Background: The provision of palliative and end-of-life care to patients who are underrepresented and underserved provides unique challenges and opportunities. Objectives: To examine predictors of placement of inpatient palliative care consult orders among patients with breast, lung, and colorectal cancer hospitalized in a safety net hospital in 2010. Methods: Simple and multivariable logistic regression of data on selected patients with cancer was performed to identify predictors of placement of inpatient palliative care consult orders. Results: Of 979 patients, 56% had colorectal cancer, 23% had lung cancer, and 21% had breast cancer. Of those patients, 16% received an order for inpatient palliative care consultation during the study period. Patients who had more than 20 prescriptions for opioids ordered (adjusted odds ratio [AOR]: 9.10, 95% confidence interval [CI]: 4.62-17.95), had an order for a radiation oncology consult (AOR: 2.60, 95% CI: 1.50-4.49), or had low albumin (AOR: 2.75, 95% CI: 4.71) were more likely to have an order for an inpatient palliative care consult placed. Race and ethnicity were not statistically significant predictors. Conclusion: In this cohort of patients in a safety net hospital, markers of pain, advanced disease, and poor prognosis were associated with placement of inpatient palliative care consult orders.
|Original language||English (US)|
|Number of pages||6|
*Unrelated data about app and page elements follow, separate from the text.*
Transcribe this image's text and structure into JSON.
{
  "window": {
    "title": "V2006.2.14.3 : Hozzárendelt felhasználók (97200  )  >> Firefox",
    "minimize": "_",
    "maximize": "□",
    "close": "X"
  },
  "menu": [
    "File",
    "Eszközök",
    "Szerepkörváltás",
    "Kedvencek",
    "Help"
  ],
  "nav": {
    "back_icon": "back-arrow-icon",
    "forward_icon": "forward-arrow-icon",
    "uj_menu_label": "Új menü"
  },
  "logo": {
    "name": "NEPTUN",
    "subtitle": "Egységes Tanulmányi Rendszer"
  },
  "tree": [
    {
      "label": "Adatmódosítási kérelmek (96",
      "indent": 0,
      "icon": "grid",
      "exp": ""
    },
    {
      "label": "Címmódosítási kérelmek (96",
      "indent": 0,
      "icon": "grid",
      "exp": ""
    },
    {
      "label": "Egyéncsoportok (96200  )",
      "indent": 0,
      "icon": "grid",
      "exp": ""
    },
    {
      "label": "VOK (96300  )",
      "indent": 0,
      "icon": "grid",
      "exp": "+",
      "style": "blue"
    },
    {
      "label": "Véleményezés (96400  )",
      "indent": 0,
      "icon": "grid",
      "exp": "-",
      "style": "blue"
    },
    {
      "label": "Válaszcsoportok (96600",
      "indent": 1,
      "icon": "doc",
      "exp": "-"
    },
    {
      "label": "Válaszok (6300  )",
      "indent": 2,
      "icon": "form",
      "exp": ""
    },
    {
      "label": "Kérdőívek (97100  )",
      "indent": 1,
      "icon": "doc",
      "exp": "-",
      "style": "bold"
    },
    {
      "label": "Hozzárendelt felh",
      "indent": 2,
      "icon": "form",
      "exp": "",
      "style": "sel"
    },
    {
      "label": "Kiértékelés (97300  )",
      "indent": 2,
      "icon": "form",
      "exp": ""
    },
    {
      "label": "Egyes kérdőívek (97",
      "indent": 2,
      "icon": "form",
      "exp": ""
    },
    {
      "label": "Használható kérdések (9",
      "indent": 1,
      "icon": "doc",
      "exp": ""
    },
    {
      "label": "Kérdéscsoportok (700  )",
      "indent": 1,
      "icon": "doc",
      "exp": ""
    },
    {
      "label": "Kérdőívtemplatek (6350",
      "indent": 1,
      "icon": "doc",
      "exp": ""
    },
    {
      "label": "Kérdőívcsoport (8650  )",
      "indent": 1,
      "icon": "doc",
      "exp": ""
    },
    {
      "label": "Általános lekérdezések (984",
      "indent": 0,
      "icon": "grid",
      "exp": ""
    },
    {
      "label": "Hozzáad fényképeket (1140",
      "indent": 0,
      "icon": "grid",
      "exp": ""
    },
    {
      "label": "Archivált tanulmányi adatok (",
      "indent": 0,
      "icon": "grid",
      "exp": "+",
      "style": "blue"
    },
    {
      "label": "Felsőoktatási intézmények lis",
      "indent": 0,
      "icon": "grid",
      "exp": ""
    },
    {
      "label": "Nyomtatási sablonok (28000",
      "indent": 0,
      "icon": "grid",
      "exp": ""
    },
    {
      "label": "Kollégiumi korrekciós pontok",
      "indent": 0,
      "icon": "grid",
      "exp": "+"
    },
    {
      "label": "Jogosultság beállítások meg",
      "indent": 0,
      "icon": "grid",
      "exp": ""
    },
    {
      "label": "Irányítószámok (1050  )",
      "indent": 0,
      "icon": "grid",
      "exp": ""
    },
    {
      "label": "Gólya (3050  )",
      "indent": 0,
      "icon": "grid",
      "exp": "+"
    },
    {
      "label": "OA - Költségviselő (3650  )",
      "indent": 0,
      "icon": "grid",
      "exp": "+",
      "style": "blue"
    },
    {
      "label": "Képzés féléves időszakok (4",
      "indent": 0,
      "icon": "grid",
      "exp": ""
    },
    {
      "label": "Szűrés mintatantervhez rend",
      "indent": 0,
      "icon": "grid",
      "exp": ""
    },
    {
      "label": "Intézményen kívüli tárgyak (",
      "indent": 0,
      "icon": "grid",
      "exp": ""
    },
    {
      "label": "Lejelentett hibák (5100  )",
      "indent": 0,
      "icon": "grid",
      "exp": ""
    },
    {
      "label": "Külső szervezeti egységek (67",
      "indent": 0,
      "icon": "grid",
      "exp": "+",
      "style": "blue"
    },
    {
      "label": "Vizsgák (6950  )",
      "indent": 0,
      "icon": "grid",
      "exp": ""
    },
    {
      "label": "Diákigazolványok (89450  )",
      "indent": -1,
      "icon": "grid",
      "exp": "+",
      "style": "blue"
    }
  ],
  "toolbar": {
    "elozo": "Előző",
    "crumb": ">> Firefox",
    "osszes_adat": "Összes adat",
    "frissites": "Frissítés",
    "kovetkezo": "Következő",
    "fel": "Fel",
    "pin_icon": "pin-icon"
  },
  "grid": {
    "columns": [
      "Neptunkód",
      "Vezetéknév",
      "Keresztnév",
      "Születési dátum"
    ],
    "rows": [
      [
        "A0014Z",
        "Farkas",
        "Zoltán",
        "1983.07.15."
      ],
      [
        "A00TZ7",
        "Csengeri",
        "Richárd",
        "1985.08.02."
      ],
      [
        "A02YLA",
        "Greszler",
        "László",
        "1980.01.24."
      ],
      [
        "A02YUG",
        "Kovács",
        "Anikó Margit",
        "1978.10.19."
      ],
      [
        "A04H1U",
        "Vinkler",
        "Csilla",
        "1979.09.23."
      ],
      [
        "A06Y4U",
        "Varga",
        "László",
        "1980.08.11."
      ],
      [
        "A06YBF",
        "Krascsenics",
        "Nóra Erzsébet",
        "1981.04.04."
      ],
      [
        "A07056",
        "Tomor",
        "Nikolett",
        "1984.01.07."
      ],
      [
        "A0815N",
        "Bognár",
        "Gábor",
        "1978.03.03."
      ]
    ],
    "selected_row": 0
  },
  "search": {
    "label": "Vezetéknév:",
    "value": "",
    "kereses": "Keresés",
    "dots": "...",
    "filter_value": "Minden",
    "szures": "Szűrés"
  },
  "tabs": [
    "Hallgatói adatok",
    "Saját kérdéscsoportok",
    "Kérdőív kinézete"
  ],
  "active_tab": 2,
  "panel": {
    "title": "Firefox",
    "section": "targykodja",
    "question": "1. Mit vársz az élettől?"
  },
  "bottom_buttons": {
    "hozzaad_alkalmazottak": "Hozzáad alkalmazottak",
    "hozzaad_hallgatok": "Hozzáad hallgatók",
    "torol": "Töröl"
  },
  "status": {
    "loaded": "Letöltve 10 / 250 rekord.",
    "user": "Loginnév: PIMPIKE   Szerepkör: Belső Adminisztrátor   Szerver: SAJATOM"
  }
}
|Journal||American Journal of Hospice and Palliative Medicine|
|State||Published - Apr 1 2018|
- palliative care
- safety net
ASJC Scopus subject areas